Amid the financial meltdown, former Fed chairman Alan Greenspan is a rock star no more

by The Oregonian Editorial Board

He was a legend, the “maestro,” the man who knew how to pull the levers that others couldn’t even see, the man who uttered the market-crippling phrase “irrational exuberance,” who courted celebrity and married the television news reporter, whose absolute faith in free markets led many to declare him the greatest chairman of the Federal Reserve the country had ever known.

Now, with markets crashing and wealth evaporating around the world, he is regarded as the man who steered blindly into a storm, tacking when he should have jibed.

“Man, I loved Alan Greenspan,” lamented Portland economist and business consultant Bill Conerly this month on his Businomics blog, “but it turns out that he is to blame for today’s problems.”

Conerly says Greenspan and many others failed to see that the Fed’s policy of keeping interest rates low was fueling a housing bubble — a bubble that popped and has plunged the world into recession.

In addition, it has become apparent that Greenspan’s arguments in favor of less, not more, regulation placed too much trust in the behavior of bankers and traders. He and they assumed they were doing good jobs of managing their investment risks, when instead they were ignoring them.

This week, Greenspan was treated to a rare dressing-down by members of the House Committee on Oversight and Government Reform. “You found that your view of the world, your ideology was not right, it was not working?” said committee chairman Rep. Henry Waxman, D-Calif.

This is known to lawyers as a leading question.

“Absolutely, precisely,” Greenspan replied. “You know, that’s precisely the reason I was shocked because I have been going for 40 years or more with very considerable evidence that it was working exceptionally well.”

That may be because he was driving by looking in the rearview mirror, relying on historical data to make decisions about current market forces, as former Oregon Treasurer William Rutherford contends in his book “Who Shot Goldilocks: How Alan Greenspan Did in Our Jobs, Savings and Retirement Plans.”

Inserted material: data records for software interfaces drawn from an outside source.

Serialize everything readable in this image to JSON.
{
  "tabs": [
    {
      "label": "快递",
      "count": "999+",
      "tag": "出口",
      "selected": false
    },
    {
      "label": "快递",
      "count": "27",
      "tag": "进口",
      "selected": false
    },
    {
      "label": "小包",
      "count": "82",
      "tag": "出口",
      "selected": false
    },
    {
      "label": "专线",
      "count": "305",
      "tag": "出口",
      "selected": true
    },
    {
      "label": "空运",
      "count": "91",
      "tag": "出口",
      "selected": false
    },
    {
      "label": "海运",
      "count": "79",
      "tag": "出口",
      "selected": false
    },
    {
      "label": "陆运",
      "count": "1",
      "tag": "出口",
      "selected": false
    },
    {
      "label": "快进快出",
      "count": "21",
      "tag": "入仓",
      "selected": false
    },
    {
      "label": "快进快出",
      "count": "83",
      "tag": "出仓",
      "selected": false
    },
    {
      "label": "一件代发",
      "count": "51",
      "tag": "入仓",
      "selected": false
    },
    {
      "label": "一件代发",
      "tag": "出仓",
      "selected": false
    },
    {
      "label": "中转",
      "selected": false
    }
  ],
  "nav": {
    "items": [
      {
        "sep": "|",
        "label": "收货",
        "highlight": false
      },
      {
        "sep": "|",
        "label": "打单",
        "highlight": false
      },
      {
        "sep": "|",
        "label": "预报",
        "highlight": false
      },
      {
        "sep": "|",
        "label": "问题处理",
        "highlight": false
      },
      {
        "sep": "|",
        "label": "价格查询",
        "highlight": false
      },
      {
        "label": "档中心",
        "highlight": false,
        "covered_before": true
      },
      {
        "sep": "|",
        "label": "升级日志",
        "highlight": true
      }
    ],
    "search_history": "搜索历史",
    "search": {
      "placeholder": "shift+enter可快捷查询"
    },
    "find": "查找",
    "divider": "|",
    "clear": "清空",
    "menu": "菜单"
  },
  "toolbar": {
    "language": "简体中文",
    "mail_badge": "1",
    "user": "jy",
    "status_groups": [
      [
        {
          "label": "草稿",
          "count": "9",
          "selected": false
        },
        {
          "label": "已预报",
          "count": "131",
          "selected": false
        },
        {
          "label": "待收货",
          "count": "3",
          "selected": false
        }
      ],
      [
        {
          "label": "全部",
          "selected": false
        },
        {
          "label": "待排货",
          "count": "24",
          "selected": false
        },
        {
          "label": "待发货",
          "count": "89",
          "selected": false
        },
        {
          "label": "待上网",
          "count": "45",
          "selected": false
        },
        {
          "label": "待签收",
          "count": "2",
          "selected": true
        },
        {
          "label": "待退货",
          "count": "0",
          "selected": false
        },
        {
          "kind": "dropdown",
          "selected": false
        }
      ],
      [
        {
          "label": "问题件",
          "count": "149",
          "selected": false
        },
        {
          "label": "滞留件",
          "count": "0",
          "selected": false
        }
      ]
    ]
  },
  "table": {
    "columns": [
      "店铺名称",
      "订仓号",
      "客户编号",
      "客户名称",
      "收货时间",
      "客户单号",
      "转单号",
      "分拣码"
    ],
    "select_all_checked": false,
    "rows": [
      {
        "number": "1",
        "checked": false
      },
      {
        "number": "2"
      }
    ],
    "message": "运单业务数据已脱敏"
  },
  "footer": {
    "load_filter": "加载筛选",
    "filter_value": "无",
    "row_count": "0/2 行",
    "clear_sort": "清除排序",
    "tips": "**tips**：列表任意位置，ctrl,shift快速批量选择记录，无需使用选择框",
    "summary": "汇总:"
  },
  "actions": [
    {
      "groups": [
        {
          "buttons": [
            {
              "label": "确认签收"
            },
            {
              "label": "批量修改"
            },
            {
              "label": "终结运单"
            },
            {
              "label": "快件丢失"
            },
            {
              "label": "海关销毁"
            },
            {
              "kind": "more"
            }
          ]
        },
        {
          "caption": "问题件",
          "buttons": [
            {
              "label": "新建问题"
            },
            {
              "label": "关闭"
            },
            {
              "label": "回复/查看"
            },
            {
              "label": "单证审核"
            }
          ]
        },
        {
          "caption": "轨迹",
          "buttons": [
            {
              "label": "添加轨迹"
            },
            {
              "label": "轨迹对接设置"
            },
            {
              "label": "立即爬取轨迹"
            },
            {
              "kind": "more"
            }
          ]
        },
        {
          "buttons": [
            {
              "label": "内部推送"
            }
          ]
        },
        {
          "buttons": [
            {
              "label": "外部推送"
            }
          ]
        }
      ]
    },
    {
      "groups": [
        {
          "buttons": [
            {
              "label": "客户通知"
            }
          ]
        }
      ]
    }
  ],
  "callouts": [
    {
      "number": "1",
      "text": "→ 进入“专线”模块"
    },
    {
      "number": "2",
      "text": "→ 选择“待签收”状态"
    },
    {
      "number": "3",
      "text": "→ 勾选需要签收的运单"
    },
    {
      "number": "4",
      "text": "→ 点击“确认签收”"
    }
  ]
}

It’s not that any single villain is to blame for the accumulated weight of individual decisions that have plunged us into the current economic debacle, but as Fed chairman from 1987 to 2006, Greenspan was most influential in setting the tone for the economy. He was treated reverently as long as the financial sector was strong and people felt the wealth effect, but it now is clear that he was seeing the world in precisely the wrong way.

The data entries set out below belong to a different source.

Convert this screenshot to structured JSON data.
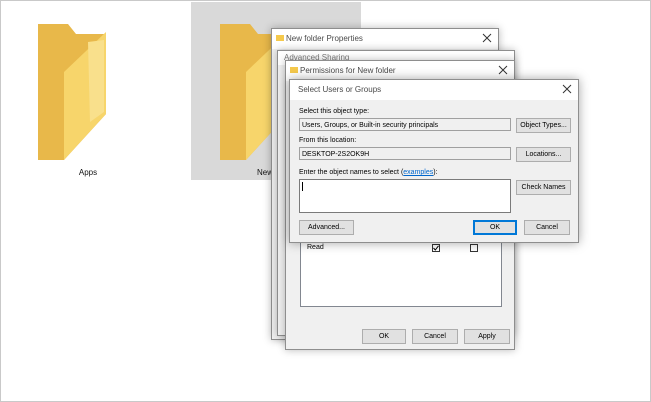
{
  "desktop": {
    "folders": [
      {
        "label": "Apps"
      },
      {
        "label": "New"
      }
    ]
  },
  "properties_window": {
    "title": "New folder Properties"
  },
  "advanced_sharing_window": {
    "title": "Advanced Sharing"
  },
  "permissions_window": {
    "title": "Permissions for New folder",
    "permission_row": {
      "label": "Read",
      "allow_checked": true,
      "deny_checked": false
    },
    "buttons": {
      "ok": "OK",
      "cancel": "Cancel",
      "apply": "Apply"
    }
  },
  "select_users_dialog": {
    "title": "Select Users or Groups",
    "object_type_label": "Select this object type:",
    "object_type_value": "Users, Groups, or Built-in security principals",
    "object_types_button": "Object Types...",
    "location_label": "From this location:",
    "location_value": "DESKTOP-2S2OK9H",
    "locations_button": "Locations...",
    "names_label": "Enter the object names to select (",
    "names_link": "examples",
    "names_label_end": "):",
    "names_value": "",
    "check_names_button": "Check Names",
    "advanced_button": "Advanced...",
    "ok_button": "OK",
    "cancel_button": "Cancel"
  },
  "colors": {
    "link": "#0066cc",
    "default_button_border": "#0078d7",
    "folder": "#f5c94c"
  }
}
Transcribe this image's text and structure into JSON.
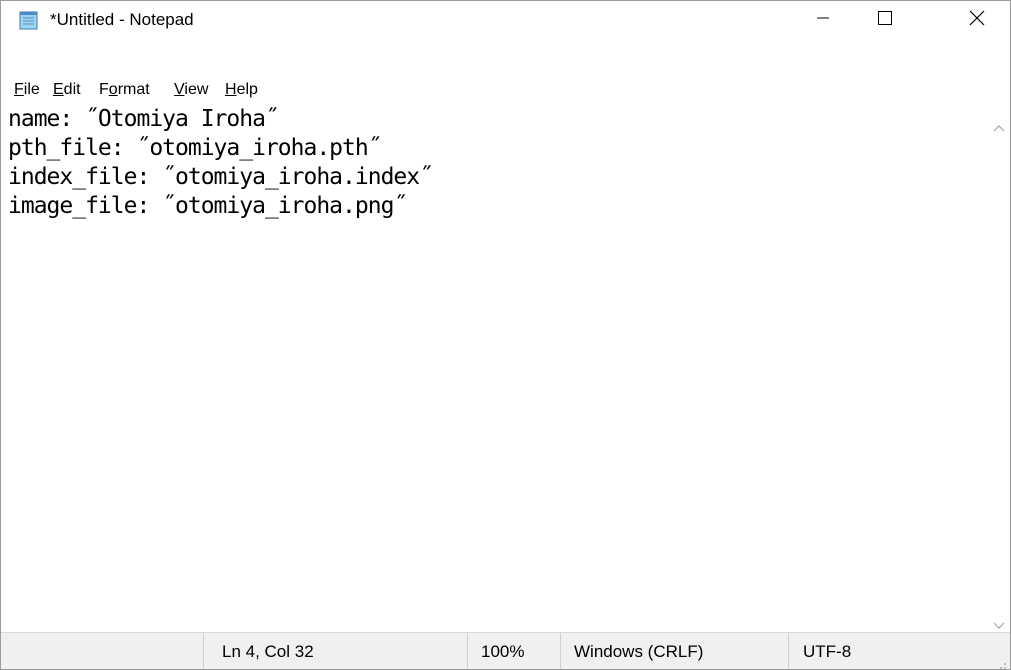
{
  "window": {
    "title": "*Untitled - Notepad",
    "icon": "notepad-icon"
  },
  "caption_buttons": {
    "minimize_icon": "minimize-icon",
    "maximize_icon": "maximize-icon",
    "close_icon": "close-icon"
  },
  "menu": [
    {
      "key": "F",
      "rest": "ile"
    },
    {
      "pre": "",
      "key": "E",
      "rest": "dit"
    },
    {
      "pre": "F",
      "key": "o",
      "rest": "rmat"
    },
    {
      "pre": "",
      "key": "V",
      "rest": "iew"
    },
    {
      "pre": "",
      "key": "H",
      "rest": "elp"
    }
  ],
  "editor": {
    "lines": [
      "name: ˝Otomiya Iroha˝",
      "pth_file: ˝otomiya_iroha.pth˝",
      "index_file: ˝otomiya_iroha.index˝",
      "image_file: ˝otomiya_iroha.png˝"
    ]
  },
  "status": {
    "position": "Ln 4, Col 32",
    "zoom": "100%",
    "line_ending": "Windows (CRLF)",
    "encoding": "UTF-8"
  },
  "colors": {
    "statusbar_bg": "#f0f0f0",
    "window_border": "#9b9b9b"
  }
}
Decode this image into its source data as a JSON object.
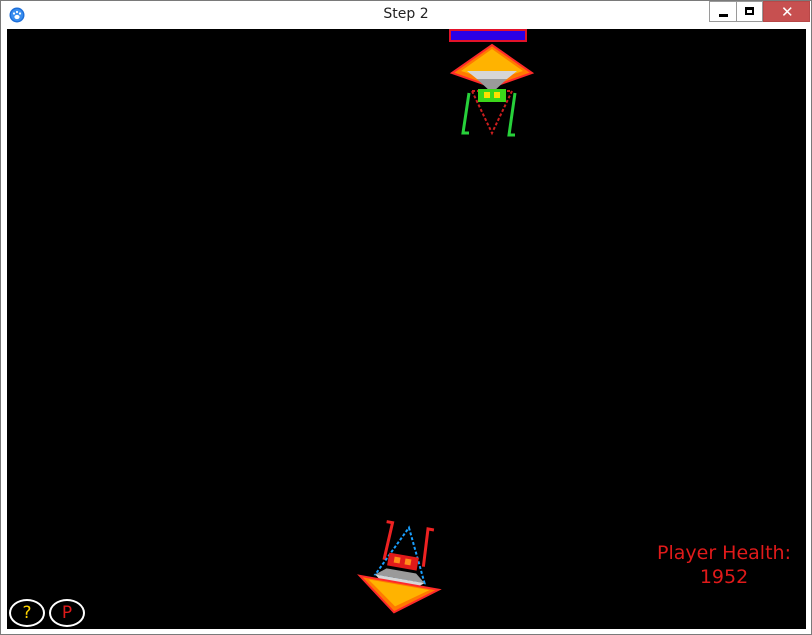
{
  "window": {
    "title": "Step 2",
    "close_glyph": "✕"
  },
  "icons": {
    "app": "paw-icon",
    "minimize": "minimize-icon",
    "maximize": "maximize-icon",
    "close": "close-icon"
  },
  "game": {
    "background_color": "#000000",
    "enemy": {
      "health_fraction": 1.0,
      "bar_color": "#2b00e6",
      "bar_border_color": "#e2122a",
      "accent_color": "#27d13a"
    },
    "player": {
      "accent_color": "#e01a1a"
    },
    "hud": {
      "health_label": "Player Health:",
      "health_value": "1952",
      "help_label": "?",
      "pause_label": "P",
      "help_color": "#ffd400",
      "pause_color": "#e01a1a"
    }
  }
}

Greenspan didn’t exactly apologize about that Thursday, but he probably went about as far as he could, by noting that he was “partially wrong” about trusting bankers to regulate themselves. As a result, he said, today he is in a state of “shocked disbelief.”

In that sense, the maestro is at last one of us.